Generating Suicide Awareness

State, county organizations partner with faith communities in fight against depression and suicide

Mental health professionals and representatives from faith-based communities joined last week to discuss ways to generate awareness about depression and suicide.

"This year our calls have increased by 36 percent overall," said Carol Loftur-Thun, executive director of CrisisLink, a Northern Virginia based 24-hour crisis hotline.

"Our suicide calls have increased 180 percent," she said. "This year we've had 20,000 calls alone."

Because suicide is the third leading cause of death for young people aged 15 to 24 and the 11th leading cause of death in America, according to the American Association of Suicidology, Fairfax Partnership for Youth, the Virginia Department of Health and CrisisLink co-sponsored the June 16 interfaith conference.

"This is not just a project about youth," said Fran Gatlin, psychologist Fairfax County Public Schools. "Our youth can't be healthy if their parents aren't healthy, if their communities aren't healthy."

IN 2003, 64 people died by suicide in Fairfax County — more than one person per week, according to the Virginia Department of Health.

In Virginia an average of one middle or high school student dies by suicide each week, according to the state department of health.

"The most preventable form of death is suicide," said Gatlin. "As a psychologist I am seeing more teens who are living on the edge of not caring to live."

In 2001, 36 percent of teens surveyed in Fairfax County Public Schools reported that they had felt sad or hopeless for days or weeks, according to FCPS' Communities That Care Survey of 8th, 10th and 12th graders.

Almost 19 percent reported that they had seriously considered suicide, and more than 8 percent reported one or more suicide attempts during the previous 12-months, according to the survey.

"It is a situation that requires a lot more thought and input about how we're going to help these kids in the throws of their depression," said Gatlin.

She went on to explain because teens experience various hormonal changes during puberty and adolescence it can be difficult to notice depression; depression is different depending on an individual.

"We really don't know what causes depression," said Sara Thompson, senior director, adult mental health services, National Mental Health Association.

Thompson highlighted signs of depression including a persistent feeling of sadness, anxiousness or an "empty" mood, sleeping too much or too little, change in weight or appetite, fatigue, feeling hopeless or worthless and thoughts of suicide or death.

Thompson said if any person experiences five or more of these symptoms for two weeks or more, they should seek medical help to determine if they have clinical depression.

"Depression is one of the most common mental illnesses," she said. "Sixteen percent of the population will experience major depression in their lifetime."

Women experience depression at almost twice the rate of men and attempt suicide about three times as often as men, but males are four times more likely to die from suicide than females, according to the National Mental Health Association.

In the United States, 12 million women experience clinical depression each year, while one in eight women will experience depression sometime during their lives.

At least six million men in the United States experience a depressive disorder every year, according to the National Institute of Mental Health.

"THERE IS A NEED for a much more comprehensive policy for mental health in the years to come," said Laurie Young, executive director Older Women's League. "Mental illness, substance abuse and depression are not a normal process of aging.
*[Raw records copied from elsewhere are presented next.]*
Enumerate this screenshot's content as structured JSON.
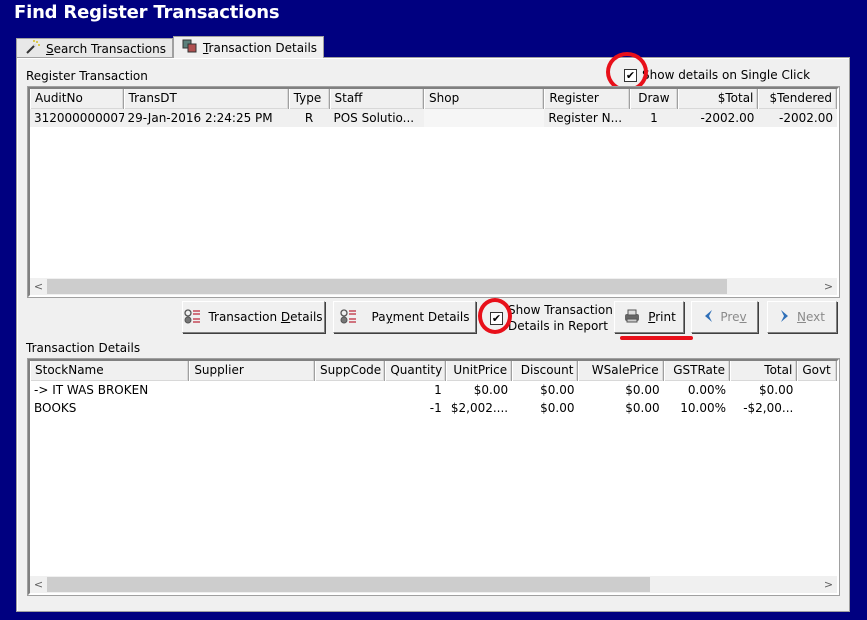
{
  "window": {
    "title": "Find Register Transactions"
  },
  "tabs": [
    {
      "label": "Search Transactions",
      "underline": "S",
      "rest": "earch Transactions",
      "icon": "magic-wand-icon",
      "active": false
    },
    {
      "label": "Transaction Details",
      "underline": "T",
      "rest": "ransaction Details",
      "icon": "stacked-windows-icon",
      "active": true
    }
  ],
  "register_transaction": {
    "group_label": "Register Transaction",
    "show_details_single_click": {
      "label": "Show details on Single Click",
      "checked": true
    },
    "columns": [
      "AuditNo",
      "TransDT",
      "Type",
      "Staff",
      "Shop",
      "Register",
      "Draw",
      "$Total",
      "$Tendered"
    ],
    "rows": [
      {
        "AuditNo": "312000000007",
        "TransDT": "29-Jan-2016 2:24:25 PM",
        "Type": "R",
        "Staff": "POS Solutio...",
        "Shop": "",
        "Register": "Register N...",
        "Draw": "1",
        "Total": "-2002.00",
        "Tendered": "-2002.00"
      }
    ],
    "scroll": {
      "left_arrow": "<",
      "right_arrow": ">",
      "thumb_fraction": 0.88
    }
  },
  "actions": {
    "transaction_details": {
      "label_pre": "Transaction ",
      "underline": "D",
      "label_post": "etails",
      "icon": "list-icon"
    },
    "payment_details": {
      "label_pre": "Pa",
      "underline": "y",
      "label_post": "ment Details",
      "icon": "list-icon"
    },
    "show_in_report": {
      "line1": "Show Transaction",
      "line2": "Details in Report",
      "checked": true
    },
    "print": {
      "underline": "P",
      "label_post": "rint",
      "icon": "printer-icon"
    },
    "prev": {
      "label_pre": "Pre",
      "underline": "v",
      "icon": "chevron-left-icon",
      "enabled": false
    },
    "next": {
      "underline": "N",
      "label_post": "ext",
      "icon": "chevron-right-icon",
      "enabled": false
    }
  },
  "transaction_details": {
    "group_label": "Transaction Details",
    "columns": [
      "StockName",
      "Supplier",
      "SuppCode",
      "Quantity",
      "UnitPrice",
      "Discount",
      "WSalePrice",
      "GSTRate",
      "Total",
      "Govt"
    ],
    "rows": [
      {
        "StockName": "-> IT WAS BROKEN",
        "Supplier": "",
        "SuppCode": "",
        "Quantity": "1",
        "UnitPrice": "$0.00",
        "Discount": "$0.00",
        "WSalePrice": "$0.00",
        "GSTRate": "0.00%",
        "Total": "$0.00",
        "Govt": ""
      },
      {
        "StockName": "BOOKS",
        "Supplier": "",
        "SuppCode": "",
        "Quantity": "-1",
        "UnitPrice": "$2,002....",
        "Discount": "$0.00",
        "WSalePrice": "$0.00",
        "GSTRate": "10.00%",
        "Total": "-$2,00...",
        "Govt": ""
      }
    ],
    "scroll": {
      "left_arrow": "<",
      "right_arrow": ">",
      "thumb_fraction": 0.78
    }
  },
  "colors": {
    "background": "#000080",
    "panel": "#f0f0f0",
    "annotation": "#e8101a"
  }
}
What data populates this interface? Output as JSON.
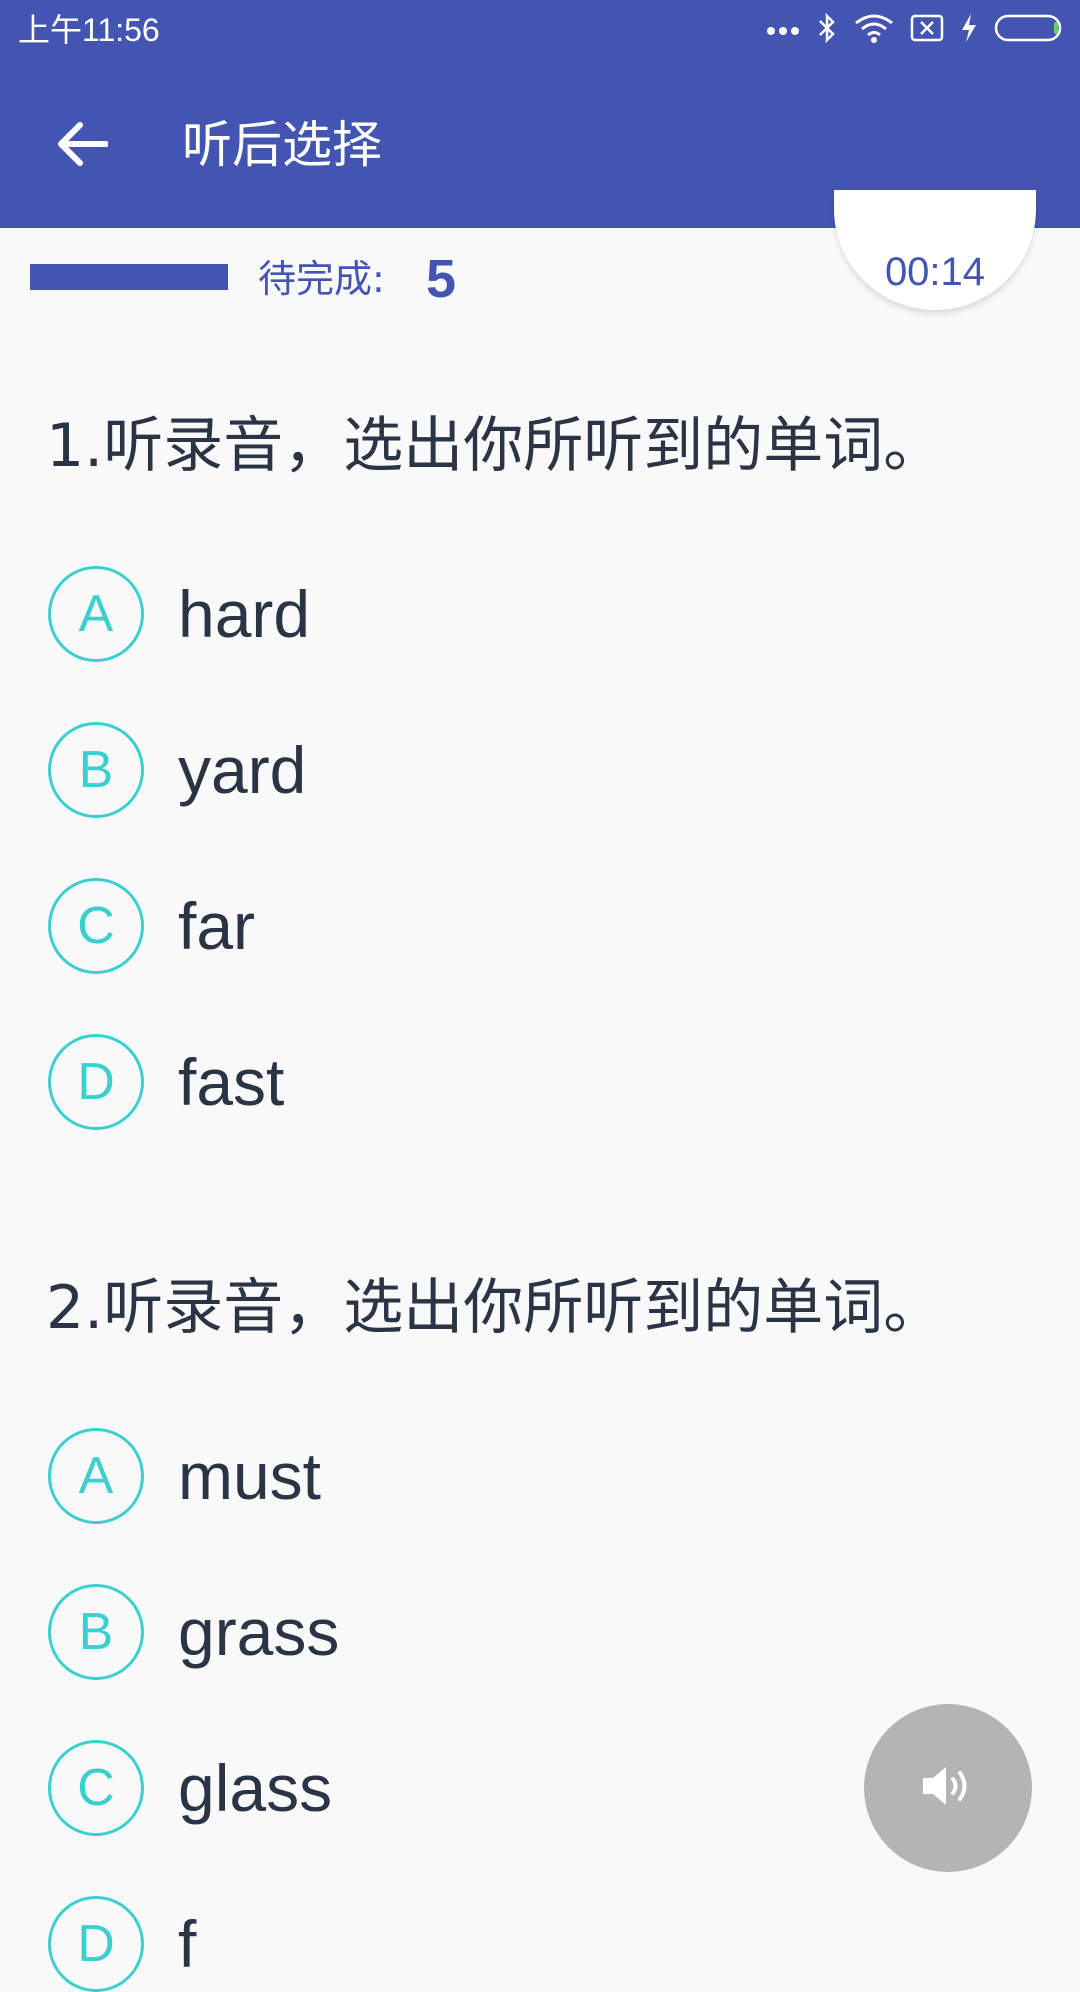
{
  "status_bar": {
    "time": "上午11:56",
    "icons": [
      "more-dots-icon",
      "bluetooth-icon",
      "wifi-icon",
      "sim-card-icon",
      "charging-icon",
      "battery-icon"
    ]
  },
  "app_bar": {
    "title": "听后选择",
    "back_icon": "arrow-left-icon"
  },
  "progress": {
    "remaining_label": "待完成:",
    "remaining_count": "5",
    "timer": "00:14"
  },
  "questions": [
    {
      "prompt": "1.听录音，选出你所听到的单词。",
      "options": [
        {
          "letter": "A",
          "text": "hard"
        },
        {
          "letter": "B",
          "text": "yard"
        },
        {
          "letter": "C",
          "text": "far"
        },
        {
          "letter": "D",
          "text": "fast"
        }
      ]
    },
    {
      "prompt": "2.听录音，选出你所听到的单词。",
      "options": [
        {
          "letter": "A",
          "text": "must"
        },
        {
          "letter": "B",
          "text": "grass"
        },
        {
          "letter": "C",
          "text": "glass"
        },
        {
          "letter": "D",
          "text": "f"
        }
      ]
    }
  ],
  "audio_button": {
    "icon": "speaker-icon"
  },
  "colors": {
    "primary": "#4355b1",
    "accent": "#3ccfcf",
    "text": "#2b3445",
    "background": "#f9f9f9"
  }
}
It's OK in our culture to make fun of aging, and that potentially waives off serious problems."

Americans 85 and older have the highest rate of suicide, said Young. At 17.7 percent, people 75 to 84 years old have the second highest rate of suicide, according to Young.

"What you need to do," she said addressing conference attendees, "is take this information and teach someone else."

Although there has been a growing awareness of mental illness and risk of suicide in religious institutions, faith communities do not always know how to help, said the Rev. Jeri Fields of the Mount Vernon Presbyterian Church.

Initiated by the Fairfax Partnership for Youth task force on youth suicide prevention and depression, the goals of the conference were to eliminate fears and motivate people to get involved.

Through the course of the all-day event, attendees learned how depression and suicide affects varying age groups, listened to a panel discussion about religious and cultural approaches to mental illness and suicide, heard from suicide survivors and ended with brainstorming sessions.

One way people can get involved is by educating others that clinical depression is treatable, Thompson said. More information should be made public about depression and suicide to reduce fears and increase support for those who are struggling she said.

"The most common treatment is a combination of medications and psychotherapy," she said. "More than 80 percent of those who seek treatment show improvement."

But she added it is important to be "cognizant that there are many different roads" to treatment, and that what works for one person may not work for the other.

"Make your church or place of worship welcoming to people with mental illness," said Young to the religious representatives present. "Faith could be a very important part of their recovery, or it may not, but bottom line is you have to be aware."

Thompson said if someone is confronted with a loved one or friend considering suicide the most important thing to do is stay calm, listen and get immediate help. She recommended immediately calling CrisisLink, a local 24-hour hotline open year round to help those in need.